▶ WORK TO BE COMPLETED
Filter these entries so that only lines with the word "text" remain.

▶ Collection entries
----

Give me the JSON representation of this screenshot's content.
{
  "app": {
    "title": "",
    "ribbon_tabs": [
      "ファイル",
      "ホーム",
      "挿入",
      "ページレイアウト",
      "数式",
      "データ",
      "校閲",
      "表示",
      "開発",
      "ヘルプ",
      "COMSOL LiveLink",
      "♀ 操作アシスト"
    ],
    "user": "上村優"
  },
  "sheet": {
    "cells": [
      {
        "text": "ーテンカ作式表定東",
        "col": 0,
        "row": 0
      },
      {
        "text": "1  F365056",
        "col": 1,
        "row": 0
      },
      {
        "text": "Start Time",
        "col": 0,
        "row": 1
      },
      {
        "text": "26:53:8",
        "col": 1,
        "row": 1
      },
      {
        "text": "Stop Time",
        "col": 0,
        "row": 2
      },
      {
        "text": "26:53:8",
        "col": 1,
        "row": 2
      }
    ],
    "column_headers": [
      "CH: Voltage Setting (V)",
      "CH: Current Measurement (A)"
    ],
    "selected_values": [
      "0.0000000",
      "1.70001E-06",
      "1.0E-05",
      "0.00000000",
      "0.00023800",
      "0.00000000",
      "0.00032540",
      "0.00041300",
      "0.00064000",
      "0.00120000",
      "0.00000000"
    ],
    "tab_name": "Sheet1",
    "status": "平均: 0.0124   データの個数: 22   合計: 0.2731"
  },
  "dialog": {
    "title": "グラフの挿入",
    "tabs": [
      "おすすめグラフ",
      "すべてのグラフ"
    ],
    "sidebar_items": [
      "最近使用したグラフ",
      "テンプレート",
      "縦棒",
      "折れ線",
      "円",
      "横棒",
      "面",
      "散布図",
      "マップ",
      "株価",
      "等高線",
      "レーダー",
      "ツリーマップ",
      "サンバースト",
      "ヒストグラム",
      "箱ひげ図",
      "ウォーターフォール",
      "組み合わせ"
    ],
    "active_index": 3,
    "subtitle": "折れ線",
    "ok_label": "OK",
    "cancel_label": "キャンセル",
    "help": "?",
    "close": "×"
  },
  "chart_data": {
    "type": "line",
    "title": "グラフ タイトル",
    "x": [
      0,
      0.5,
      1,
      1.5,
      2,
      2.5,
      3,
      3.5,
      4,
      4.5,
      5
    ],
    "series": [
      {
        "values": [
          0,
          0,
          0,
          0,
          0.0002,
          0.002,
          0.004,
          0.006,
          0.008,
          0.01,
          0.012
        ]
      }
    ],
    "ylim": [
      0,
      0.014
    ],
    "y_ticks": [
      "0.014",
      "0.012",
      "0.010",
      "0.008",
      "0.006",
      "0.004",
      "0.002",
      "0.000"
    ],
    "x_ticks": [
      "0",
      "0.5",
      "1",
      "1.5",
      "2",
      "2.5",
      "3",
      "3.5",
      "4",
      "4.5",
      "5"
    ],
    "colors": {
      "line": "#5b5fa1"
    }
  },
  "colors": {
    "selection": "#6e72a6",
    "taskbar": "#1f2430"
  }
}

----

▶ WRITTEN SOLUTION
        "text": "ーテンカ作式表定東",
        "text": "1  F365056",
        "text": "Start Time",
        "text": "26:53:8",
        "text": "Stop Time",
        "text": "26:53:8",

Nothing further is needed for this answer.